If passed, SB 173 would, among other things, eliminate state funding for Older Adult, Parent Education, Health and Safety and Home Economics programs in both adult schools and community colleges. During the Assembly Education Committee hearing on the bill back in June, the organizations formally opposing the bill barely mentioned this feature of the bill as a reason to oppose it, though some members of the public who came to oppose the bill cited this reason.  At the August 14 hearing, the elimination of the designated programs was vigorously discussed, with many, including committee members, citing it as a reason to oppose or call for amendment of the bill.
In their discussion, several Higher Education Committee members pointed out that cutting programs now may be seen as a betrayal by Californians, who voted for Proposition 30 in hopes that there would be no further cuts to the state’s education system.  Others pointed out that, in the spirit of the Local Control Funding Formula, local communities should be able to work out what services best serve them through the new consortia.
Some individual committee members made statements that were highly supportive of adult schools. Assembly Member Steve Fox, (D) Palmdale, who has taught adult education classes, said that merging the community college and adult school systems was a big mistake, and that we should keep the current system, which “isn’t broken”.

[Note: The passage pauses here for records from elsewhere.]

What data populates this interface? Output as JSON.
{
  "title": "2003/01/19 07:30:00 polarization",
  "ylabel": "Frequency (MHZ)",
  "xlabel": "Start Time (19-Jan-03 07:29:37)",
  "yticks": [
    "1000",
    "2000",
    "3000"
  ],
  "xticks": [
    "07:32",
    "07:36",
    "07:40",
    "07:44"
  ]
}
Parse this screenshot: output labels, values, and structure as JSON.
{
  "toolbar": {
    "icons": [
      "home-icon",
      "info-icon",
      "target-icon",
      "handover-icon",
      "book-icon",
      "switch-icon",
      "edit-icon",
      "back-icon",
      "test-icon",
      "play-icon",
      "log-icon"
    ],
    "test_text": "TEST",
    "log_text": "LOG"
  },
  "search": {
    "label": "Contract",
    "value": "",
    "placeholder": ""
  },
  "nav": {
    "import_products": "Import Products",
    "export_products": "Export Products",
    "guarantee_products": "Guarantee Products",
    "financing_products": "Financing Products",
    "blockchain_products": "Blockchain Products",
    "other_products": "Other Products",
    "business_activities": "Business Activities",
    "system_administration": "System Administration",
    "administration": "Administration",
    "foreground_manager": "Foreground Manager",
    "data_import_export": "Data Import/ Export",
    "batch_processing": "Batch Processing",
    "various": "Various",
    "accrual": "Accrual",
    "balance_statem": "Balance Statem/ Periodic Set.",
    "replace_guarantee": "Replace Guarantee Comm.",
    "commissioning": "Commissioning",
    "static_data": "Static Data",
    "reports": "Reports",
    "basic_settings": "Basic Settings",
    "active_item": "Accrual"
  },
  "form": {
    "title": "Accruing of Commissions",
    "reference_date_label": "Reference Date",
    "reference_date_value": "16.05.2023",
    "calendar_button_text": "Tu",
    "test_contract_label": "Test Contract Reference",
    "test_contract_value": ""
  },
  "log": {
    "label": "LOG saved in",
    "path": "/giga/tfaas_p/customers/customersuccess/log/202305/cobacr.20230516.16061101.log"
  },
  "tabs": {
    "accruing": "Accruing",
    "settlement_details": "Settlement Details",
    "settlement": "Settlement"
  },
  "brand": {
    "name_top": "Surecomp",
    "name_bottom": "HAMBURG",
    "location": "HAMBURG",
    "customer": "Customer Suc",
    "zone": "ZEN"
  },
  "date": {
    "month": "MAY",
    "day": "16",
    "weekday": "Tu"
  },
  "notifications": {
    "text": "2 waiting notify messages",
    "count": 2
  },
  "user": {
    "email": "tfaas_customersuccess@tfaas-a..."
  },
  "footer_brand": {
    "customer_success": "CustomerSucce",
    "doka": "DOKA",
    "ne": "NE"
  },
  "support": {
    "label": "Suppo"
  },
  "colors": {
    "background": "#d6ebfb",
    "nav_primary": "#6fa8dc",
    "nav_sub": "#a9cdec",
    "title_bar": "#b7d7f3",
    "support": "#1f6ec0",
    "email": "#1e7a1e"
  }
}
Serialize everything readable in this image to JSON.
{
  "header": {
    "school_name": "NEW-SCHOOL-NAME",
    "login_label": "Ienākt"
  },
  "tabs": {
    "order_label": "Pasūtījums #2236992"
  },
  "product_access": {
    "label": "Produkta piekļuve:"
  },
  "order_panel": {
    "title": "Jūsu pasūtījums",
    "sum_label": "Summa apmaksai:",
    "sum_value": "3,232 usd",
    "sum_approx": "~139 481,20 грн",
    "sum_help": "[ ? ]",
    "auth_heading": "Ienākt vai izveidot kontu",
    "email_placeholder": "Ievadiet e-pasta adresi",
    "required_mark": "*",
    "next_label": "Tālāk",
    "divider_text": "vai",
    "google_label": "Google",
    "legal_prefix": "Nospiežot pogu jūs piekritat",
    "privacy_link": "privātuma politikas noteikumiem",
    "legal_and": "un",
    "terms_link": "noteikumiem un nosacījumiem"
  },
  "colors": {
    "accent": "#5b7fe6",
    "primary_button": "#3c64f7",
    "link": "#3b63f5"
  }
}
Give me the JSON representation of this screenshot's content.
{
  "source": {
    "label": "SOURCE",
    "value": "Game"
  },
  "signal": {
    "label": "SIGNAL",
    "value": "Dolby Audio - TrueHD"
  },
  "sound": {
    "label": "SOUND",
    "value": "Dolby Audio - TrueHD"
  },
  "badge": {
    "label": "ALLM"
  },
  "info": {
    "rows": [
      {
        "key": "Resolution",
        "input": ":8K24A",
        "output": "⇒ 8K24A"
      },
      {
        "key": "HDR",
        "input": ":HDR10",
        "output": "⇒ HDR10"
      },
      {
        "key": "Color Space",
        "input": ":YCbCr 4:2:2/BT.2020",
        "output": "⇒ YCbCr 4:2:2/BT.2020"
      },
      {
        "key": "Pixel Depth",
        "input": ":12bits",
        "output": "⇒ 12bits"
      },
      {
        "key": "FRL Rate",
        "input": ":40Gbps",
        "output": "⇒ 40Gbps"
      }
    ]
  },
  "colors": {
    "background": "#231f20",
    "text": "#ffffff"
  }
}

Assembly Member Jose Medina, (D) Riverside, also a former adult education teacher, commented that education should be life long, and that, even with reduced resources, he does not think the program should be reduced.  As a former English as a Second Language teacher, he was wary of another feature of SB 173, its provision that funding for adult education programs be performance based. He pointed out that the progress of a new immigrant struggling to learn English at the age of 40 or 50 might be hard to measure accurately.
Reginald Jones-Sawyer, (D) Los Angeles, pointed out that Parent Education and even Home Economics classes could be a crucial resource for released prisoners reentering their communities, as many have been incarcerated since adolescence and have never developed those skills.
You can view the entire hearing here:
Here is a link to an article about the hearing in Edsource, by Susan Frey. The comments are well worth reading, as arguments for and against eliminating state funding for Parent Education and Older Adult programs are laid out in detail.